• [Instructions for the task]
Go over the lines below, and when one contains the word "this", copy it.

• [Study material]
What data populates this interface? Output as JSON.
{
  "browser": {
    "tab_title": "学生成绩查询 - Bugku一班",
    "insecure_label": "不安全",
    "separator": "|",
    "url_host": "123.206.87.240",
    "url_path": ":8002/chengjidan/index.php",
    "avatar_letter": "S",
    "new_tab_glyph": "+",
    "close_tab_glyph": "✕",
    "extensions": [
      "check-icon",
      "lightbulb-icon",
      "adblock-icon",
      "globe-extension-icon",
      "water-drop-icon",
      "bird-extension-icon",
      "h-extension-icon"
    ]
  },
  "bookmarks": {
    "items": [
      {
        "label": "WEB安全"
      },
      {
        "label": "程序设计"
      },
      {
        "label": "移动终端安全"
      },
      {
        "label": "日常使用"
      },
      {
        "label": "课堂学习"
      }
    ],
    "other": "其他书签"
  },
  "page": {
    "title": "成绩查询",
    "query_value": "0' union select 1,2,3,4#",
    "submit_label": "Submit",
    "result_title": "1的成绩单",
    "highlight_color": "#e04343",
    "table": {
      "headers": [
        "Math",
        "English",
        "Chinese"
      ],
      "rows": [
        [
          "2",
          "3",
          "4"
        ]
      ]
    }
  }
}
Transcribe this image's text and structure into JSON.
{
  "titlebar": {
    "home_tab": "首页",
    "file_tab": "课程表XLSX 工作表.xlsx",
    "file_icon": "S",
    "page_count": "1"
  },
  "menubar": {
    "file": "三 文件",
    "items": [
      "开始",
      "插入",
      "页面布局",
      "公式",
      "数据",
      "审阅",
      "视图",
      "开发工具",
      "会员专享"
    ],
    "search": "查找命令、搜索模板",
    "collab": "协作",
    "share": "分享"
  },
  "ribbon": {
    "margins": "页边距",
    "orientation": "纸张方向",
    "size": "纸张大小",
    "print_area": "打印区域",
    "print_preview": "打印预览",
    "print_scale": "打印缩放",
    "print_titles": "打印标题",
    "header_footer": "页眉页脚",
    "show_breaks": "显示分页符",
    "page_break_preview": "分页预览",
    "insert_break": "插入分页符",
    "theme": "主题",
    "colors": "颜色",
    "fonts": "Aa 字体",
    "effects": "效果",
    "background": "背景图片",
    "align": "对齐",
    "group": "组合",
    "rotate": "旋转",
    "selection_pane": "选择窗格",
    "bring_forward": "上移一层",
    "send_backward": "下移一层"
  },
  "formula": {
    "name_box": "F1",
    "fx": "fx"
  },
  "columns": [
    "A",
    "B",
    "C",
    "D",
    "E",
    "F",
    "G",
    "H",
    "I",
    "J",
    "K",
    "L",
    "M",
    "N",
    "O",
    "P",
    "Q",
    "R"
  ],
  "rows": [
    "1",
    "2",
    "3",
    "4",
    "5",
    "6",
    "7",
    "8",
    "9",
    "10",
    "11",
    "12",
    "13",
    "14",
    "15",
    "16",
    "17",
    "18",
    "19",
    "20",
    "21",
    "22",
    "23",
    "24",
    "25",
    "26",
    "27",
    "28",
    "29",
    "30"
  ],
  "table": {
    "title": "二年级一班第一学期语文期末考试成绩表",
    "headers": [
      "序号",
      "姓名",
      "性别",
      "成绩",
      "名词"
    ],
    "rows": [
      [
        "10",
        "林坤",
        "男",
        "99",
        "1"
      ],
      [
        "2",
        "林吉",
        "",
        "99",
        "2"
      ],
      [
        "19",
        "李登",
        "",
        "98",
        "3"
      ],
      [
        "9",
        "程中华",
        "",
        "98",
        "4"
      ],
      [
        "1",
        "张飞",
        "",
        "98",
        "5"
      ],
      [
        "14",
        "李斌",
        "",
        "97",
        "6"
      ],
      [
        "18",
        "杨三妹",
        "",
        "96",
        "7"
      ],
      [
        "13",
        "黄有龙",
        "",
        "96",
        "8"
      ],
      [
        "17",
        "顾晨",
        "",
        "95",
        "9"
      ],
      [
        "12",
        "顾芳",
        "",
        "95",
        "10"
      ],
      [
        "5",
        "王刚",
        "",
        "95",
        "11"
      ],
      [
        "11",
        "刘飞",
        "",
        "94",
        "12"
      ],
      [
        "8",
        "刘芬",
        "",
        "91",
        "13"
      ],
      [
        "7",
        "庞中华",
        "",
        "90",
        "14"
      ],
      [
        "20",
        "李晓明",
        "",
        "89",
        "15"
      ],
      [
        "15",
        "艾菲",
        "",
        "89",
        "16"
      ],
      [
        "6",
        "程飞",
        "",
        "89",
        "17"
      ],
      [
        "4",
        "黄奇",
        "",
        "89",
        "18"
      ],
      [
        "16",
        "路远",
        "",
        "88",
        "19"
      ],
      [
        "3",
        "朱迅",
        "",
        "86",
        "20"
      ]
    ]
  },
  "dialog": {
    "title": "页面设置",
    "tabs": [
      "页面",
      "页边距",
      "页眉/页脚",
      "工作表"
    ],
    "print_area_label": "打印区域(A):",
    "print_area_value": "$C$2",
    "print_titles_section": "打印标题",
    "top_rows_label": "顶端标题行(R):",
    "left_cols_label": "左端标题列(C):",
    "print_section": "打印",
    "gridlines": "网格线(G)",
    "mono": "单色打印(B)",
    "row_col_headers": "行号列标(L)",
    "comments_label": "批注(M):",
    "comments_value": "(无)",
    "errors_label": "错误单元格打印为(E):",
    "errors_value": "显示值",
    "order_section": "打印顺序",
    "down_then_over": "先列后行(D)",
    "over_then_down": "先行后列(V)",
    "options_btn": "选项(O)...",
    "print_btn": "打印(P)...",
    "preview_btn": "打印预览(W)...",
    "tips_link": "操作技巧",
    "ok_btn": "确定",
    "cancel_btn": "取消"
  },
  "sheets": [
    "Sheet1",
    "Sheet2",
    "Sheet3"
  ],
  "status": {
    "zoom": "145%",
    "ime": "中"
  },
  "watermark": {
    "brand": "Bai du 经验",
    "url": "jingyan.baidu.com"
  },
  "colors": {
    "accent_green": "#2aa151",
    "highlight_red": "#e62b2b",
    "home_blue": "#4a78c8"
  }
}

• [Exercise answer]
What data populates this interface? Output as JSON.
Transcribe this image's text and structure into JSON.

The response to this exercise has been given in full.